* **WHAT THE TASK REQUIRES**:
Pull out every line with the word "meta" from the entries below.

Items from an interface collection:
____________

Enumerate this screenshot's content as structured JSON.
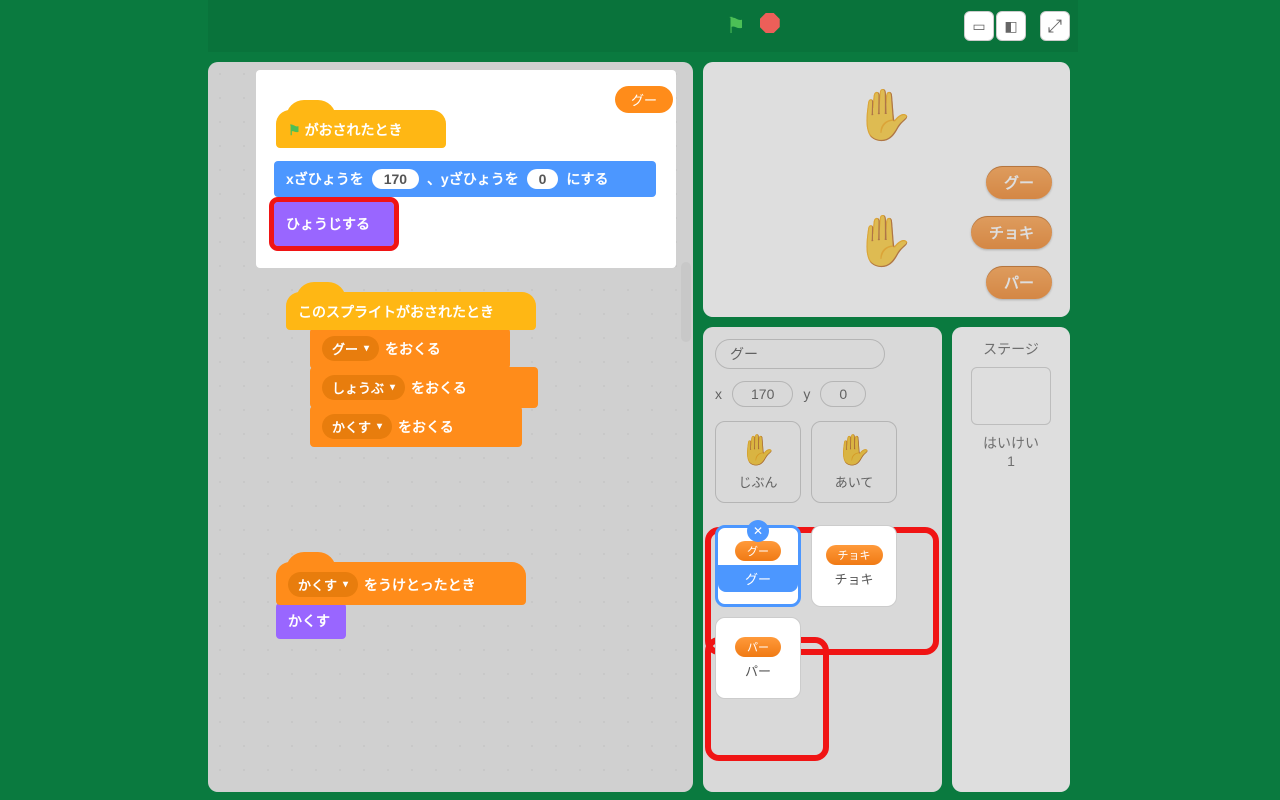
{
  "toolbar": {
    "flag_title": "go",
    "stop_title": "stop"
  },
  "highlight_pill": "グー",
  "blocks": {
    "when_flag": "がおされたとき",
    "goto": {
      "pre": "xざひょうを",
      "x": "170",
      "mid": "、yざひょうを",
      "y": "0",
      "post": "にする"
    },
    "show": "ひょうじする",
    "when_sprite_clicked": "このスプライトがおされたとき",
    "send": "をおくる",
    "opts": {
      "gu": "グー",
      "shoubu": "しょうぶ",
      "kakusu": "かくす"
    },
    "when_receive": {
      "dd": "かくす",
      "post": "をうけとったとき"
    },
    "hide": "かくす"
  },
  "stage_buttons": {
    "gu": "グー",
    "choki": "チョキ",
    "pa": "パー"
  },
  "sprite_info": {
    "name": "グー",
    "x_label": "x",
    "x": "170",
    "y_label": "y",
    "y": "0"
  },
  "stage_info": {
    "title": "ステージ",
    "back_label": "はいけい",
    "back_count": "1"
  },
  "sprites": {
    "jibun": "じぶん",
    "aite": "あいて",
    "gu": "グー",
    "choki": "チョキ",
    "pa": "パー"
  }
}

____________

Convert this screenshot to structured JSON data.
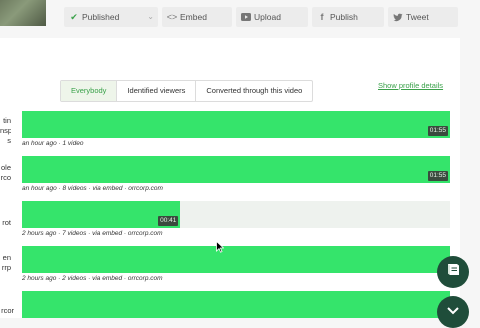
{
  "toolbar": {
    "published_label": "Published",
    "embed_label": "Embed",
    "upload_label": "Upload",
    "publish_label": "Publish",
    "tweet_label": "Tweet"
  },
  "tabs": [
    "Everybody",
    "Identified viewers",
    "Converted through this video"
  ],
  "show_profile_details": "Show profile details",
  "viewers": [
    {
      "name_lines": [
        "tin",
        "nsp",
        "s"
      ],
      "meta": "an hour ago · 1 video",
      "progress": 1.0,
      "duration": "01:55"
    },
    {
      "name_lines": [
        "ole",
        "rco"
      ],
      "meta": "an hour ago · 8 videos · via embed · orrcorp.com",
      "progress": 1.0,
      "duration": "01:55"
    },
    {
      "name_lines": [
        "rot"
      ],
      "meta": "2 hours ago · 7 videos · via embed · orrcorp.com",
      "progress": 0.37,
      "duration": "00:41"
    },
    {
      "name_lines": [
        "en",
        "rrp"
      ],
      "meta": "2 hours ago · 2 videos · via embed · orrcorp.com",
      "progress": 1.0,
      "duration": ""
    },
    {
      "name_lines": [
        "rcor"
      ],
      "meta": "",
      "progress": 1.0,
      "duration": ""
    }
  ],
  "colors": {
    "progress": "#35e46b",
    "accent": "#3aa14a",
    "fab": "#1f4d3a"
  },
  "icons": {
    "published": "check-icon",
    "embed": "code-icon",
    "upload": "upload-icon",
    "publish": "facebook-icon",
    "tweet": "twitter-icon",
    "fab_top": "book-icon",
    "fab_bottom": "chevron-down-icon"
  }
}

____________

* **FINISHED EXERCISE**:
      "meta": "an hour ago · 1 video",
      "meta": "an hour ago · 8 videos · via embed · orrcorp.com",
      "meta": "2 hours ago · 7 videos · via embed · orrcorp.com",
      "meta": "2 hours ago · 2 videos · via embed · orrcorp.com",
      "meta": "",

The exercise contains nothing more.